Interface dataset entries

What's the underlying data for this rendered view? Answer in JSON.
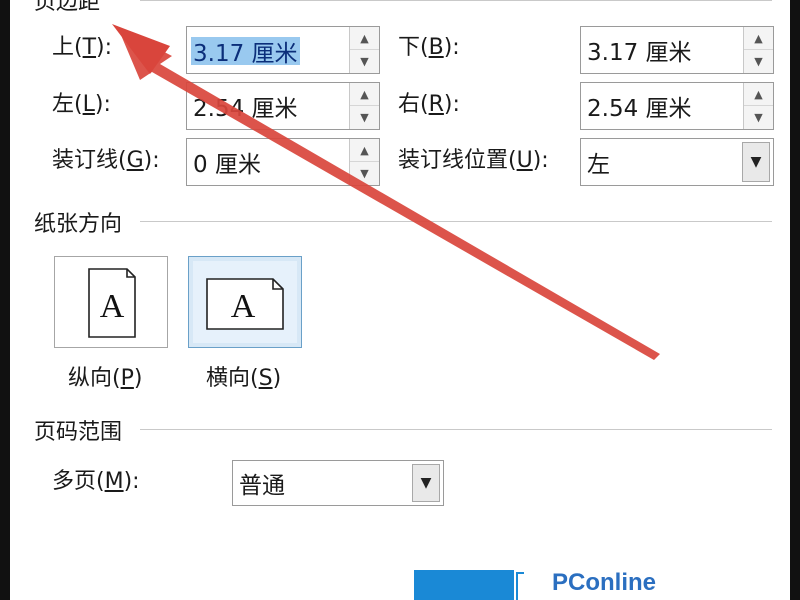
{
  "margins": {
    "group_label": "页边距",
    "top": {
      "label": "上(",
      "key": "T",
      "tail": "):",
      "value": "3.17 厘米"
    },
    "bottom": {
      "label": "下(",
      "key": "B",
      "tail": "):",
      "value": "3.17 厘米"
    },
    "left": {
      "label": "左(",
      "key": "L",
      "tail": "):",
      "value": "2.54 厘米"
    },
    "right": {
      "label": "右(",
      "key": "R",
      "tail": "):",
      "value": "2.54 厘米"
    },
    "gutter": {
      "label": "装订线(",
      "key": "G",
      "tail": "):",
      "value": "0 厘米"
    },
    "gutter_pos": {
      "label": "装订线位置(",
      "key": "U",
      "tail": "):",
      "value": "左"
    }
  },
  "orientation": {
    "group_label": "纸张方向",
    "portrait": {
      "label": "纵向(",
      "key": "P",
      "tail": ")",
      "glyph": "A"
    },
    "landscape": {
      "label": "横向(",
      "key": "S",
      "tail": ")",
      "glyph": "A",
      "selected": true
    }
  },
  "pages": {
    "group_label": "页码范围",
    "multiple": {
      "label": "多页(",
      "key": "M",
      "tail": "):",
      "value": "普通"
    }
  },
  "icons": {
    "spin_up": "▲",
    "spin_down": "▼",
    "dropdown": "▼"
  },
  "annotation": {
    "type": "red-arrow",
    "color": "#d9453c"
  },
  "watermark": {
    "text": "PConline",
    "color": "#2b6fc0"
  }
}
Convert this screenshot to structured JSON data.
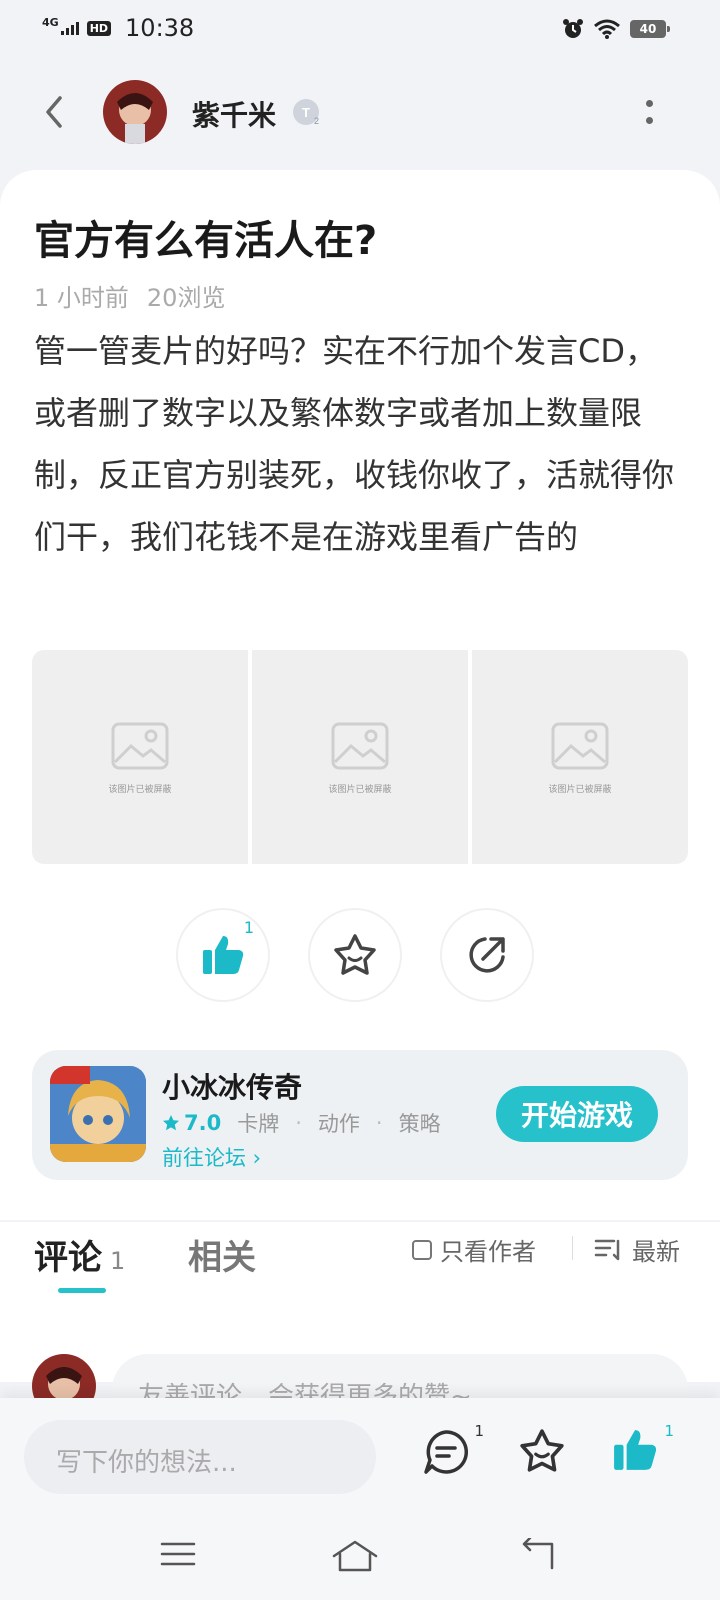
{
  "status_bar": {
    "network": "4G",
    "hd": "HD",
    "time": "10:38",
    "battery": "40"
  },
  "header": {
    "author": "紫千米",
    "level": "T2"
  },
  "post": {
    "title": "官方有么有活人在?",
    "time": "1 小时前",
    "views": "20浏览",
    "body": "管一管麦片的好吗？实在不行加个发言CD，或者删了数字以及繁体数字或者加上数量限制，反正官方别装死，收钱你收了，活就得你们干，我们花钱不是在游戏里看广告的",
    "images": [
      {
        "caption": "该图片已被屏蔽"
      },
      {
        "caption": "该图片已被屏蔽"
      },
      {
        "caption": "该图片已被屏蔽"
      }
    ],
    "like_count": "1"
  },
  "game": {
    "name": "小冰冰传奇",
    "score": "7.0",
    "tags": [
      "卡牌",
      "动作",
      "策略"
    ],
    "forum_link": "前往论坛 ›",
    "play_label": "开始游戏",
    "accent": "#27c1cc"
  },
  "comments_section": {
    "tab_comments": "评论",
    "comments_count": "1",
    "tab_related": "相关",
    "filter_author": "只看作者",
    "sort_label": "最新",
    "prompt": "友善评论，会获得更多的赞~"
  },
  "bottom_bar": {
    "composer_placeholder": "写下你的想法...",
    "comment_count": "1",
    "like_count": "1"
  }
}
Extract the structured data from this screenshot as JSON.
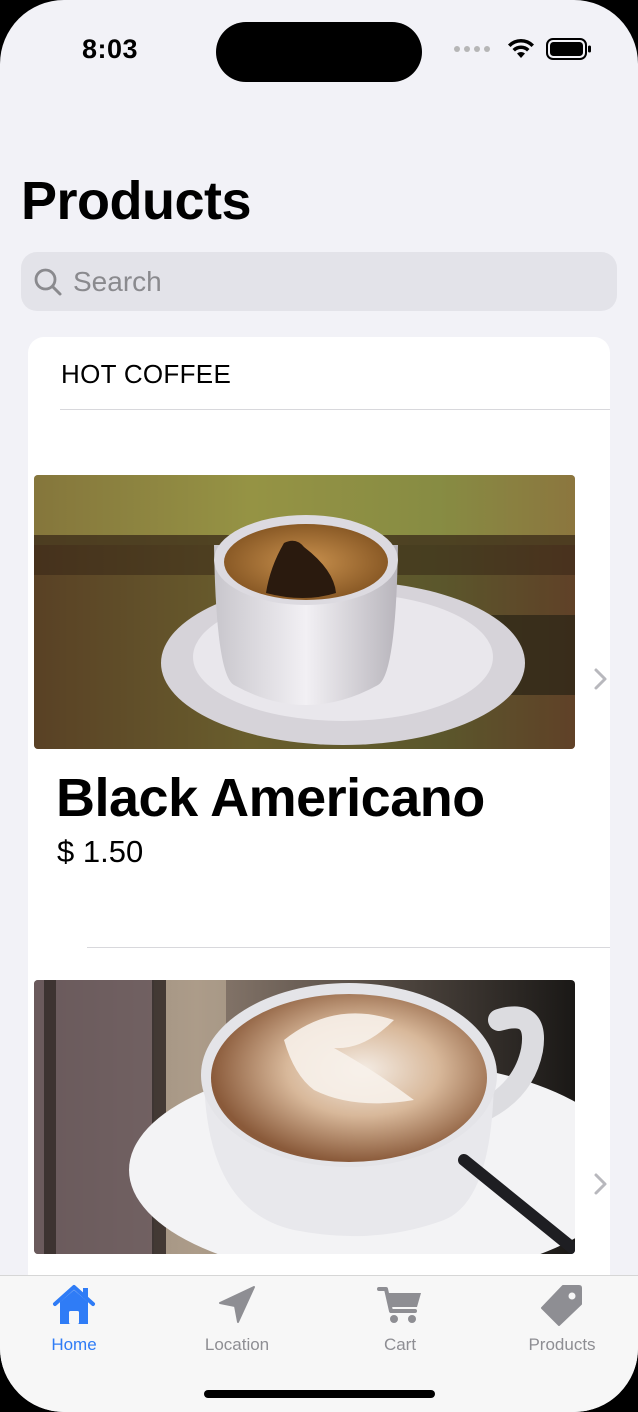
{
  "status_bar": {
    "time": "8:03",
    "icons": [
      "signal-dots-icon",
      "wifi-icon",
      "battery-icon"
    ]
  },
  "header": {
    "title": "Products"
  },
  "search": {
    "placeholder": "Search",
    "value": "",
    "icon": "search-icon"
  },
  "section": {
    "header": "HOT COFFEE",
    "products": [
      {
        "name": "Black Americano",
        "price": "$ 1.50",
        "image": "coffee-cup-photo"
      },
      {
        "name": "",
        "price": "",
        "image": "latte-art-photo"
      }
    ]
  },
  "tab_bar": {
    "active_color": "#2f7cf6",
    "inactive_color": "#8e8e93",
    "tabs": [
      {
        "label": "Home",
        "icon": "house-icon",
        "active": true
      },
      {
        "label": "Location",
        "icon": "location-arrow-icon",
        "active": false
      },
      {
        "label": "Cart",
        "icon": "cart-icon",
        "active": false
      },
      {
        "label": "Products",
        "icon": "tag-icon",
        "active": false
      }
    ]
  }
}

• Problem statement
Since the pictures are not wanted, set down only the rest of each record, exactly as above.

• Reply
What's the underlying data for this rendered view? Answer in JSON.
{
  "margins": {
    "group_label": "页边距",
    "top": {
      "label": "上(",
      "key": "T",
      "tail": "):",
      "value": "3.17 厘米"
    },
    "bottom": {
      "label": "下(",
      "key": "B",
      "tail": "):",
      "value": "3.17 厘米"
    },
    "left": {
      "label": "左(",
      "key": "L",
      "tail": "):",
      "value": "2.54 厘米"
    },
    "right": {
      "label": "右(",
      "key": "R",
      "tail": "):",
      "value": "2.54 厘米"
    },
    "gutter": {
      "label": "装订线(",
      "key": "G",
      "tail": "):",
      "value": "0 厘米"
    },
    "gutter_pos": {
      "label": "装订线位置(",
      "key": "U",
      "tail": "):",
      "value": "左"
    }
  },
  "orientation": {
    "group_label": "纸张方向",
    "portrait": {
      "label": "纵向(",
      "key": "P",
      "tail": ")",
      "glyph": "A"
    },
    "landscape": {
      "label": "横向(",
      "key": "S",
      "tail": ")",
      "glyph": "A",
      "selected": true
    }
  },
  "pages": {
    "group_label": "页码范围",
    "multiple": {
      "label": "多页(",
      "key": "M",
      "tail": "):",
      "value": "普通"
    }
  },
  "icons": {
    "spin_up": "▲",
    "spin_down": "▼",
    "dropdown": "▼"
  },
  "annotation": {
    "type": "red-arrow",
    "color": "#d9453c"
  },
  "watermark": {
    "text": "PConline",
    "color": "#2b6fc0"
  }
}
Convert this screenshot to structured JSON data.
{
  "status_bar": {
    "network": "4G",
    "hd": "HD",
    "time": "10:38",
    "battery": "40"
  },
  "header": {
    "author": "紫千米",
    "level": "T2"
  },
  "post": {
    "title": "官方有么有活人在?",
    "time": "1 小时前",
    "views": "20浏览",
    "body": "管一管麦片的好吗？实在不行加个发言CD，或者删了数字以及繁体数字或者加上数量限制，反正官方别装死，收钱你收了，活就得你们干，我们花钱不是在游戏里看广告的",
    "images": [
      {
        "caption": "该图片已被屏蔽"
      },
      {
        "caption": "该图片已被屏蔽"
      },
      {
        "caption": "该图片已被屏蔽"
      }
    ],
    "like_count": "1"
  },
  "game": {
    "name": "小冰冰传奇",
    "score": "7.0",
    "tags": [
      "卡牌",
      "动作",
      "策略"
    ],
    "forum_link": "前往论坛 ›",
    "play_label": "开始游戏",
    "accent": "#27c1cc"
  },
  "comments_section": {
    "tab_comments": "评论",
    "comments_count": "1",
    "tab_related": "相关",
    "filter_author": "只看作者",
    "sort_label": "最新",
    "prompt": "友善评论，会获得更多的赞~"
  },
  "bottom_bar": {
    "composer_placeholder": "写下你的想法...",
    "comment_count": "1",
    "like_count": "1"
  }
}
Extract the structured data from this screenshot as JSON.
{
  "status_bar": {
    "time": "8:03",
    "icons": [
      "signal-dots-icon",
      "wifi-icon",
      "battery-icon"
    ]
  },
  "header": {
    "title": "Products"
  },
  "search": {
    "placeholder": "Search",
    "value": "",
    "icon": "search-icon"
  },
  "section": {
    "header": "HOT COFFEE",
    "products": [
      {
        "name": "Black Americano",
        "price": "$ 1.50",
        "image": "coffee-cup-photo"
      },
      {
        "name": "",
        "price": "",
        "image": "latte-art-photo"
      }
    ]
  },
  "tab_bar": {
    "active_color": "#2f7cf6",
    "inactive_color": "#8e8e93",
    "tabs": [
      {
        "label": "Home",
        "icon": "house-icon",
        "active": true
      },
      {
        "label": "Location",
        "icon": "location-arrow-icon",
        "active": false
      },
      {
        "label": "Cart",
        "icon": "cart-icon",
        "active": false
      },
      {
        "label": "Products",
        "icon": "tag-icon",
        "active": false
      }
    ]
  }
}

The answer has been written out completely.